SOURCE MATERIAL:
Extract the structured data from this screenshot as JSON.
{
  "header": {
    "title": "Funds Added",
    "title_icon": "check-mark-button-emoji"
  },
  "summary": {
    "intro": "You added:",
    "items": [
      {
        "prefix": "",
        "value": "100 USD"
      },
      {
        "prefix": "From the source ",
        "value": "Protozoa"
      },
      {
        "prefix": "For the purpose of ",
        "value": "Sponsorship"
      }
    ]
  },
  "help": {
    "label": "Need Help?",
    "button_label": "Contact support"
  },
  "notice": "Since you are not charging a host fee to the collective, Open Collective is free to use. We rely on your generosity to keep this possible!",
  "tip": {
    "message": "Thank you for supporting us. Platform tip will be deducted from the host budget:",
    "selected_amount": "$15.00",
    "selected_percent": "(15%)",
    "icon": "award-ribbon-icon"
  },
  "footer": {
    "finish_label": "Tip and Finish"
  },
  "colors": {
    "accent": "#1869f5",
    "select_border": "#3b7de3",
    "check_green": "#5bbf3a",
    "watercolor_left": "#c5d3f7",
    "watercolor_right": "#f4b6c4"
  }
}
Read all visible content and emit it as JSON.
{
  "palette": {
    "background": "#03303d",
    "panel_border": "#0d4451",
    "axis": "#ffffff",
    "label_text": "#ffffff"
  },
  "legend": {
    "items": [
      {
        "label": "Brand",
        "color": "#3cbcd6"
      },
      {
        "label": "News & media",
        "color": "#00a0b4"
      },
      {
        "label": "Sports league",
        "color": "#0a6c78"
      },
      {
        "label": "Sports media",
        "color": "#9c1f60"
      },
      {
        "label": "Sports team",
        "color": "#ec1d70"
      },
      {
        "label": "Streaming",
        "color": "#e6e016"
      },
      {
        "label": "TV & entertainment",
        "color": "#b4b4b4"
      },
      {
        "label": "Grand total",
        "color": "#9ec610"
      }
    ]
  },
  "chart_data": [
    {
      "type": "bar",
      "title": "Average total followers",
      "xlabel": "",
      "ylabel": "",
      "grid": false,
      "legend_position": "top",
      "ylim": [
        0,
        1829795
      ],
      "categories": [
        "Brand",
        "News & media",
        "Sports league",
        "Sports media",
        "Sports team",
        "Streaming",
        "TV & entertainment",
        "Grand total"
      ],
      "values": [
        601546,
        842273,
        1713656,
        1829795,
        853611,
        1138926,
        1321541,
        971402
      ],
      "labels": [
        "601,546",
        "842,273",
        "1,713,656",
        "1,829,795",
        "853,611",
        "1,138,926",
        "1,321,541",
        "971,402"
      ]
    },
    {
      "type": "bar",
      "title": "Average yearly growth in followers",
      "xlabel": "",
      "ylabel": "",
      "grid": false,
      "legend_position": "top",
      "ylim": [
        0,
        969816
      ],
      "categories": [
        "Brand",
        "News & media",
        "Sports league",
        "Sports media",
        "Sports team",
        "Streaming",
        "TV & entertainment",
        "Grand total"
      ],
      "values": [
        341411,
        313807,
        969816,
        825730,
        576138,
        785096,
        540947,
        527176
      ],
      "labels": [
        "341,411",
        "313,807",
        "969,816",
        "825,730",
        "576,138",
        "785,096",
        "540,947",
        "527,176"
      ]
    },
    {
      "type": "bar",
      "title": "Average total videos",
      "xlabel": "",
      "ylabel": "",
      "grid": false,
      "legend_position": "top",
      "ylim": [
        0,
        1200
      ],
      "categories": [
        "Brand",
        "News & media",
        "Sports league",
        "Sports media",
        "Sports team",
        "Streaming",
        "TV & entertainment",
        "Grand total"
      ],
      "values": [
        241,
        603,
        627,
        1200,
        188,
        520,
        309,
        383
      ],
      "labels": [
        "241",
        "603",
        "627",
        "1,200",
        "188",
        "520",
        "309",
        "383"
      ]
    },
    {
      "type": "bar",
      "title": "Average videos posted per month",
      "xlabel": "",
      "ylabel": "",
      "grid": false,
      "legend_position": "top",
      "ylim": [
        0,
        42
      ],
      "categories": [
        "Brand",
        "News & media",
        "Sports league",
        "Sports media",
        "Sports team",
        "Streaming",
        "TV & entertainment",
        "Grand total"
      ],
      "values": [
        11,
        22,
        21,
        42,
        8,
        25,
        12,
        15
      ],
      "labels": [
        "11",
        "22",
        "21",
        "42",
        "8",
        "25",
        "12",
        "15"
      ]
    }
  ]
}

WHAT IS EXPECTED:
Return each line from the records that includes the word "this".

TASK RESULT:
Extract the structured data from this screenshot as JSON.
  "notice": "Since you are not charging a host fee to the collective, Open Collective is free to use. We rely on your generosity to keep this possible!",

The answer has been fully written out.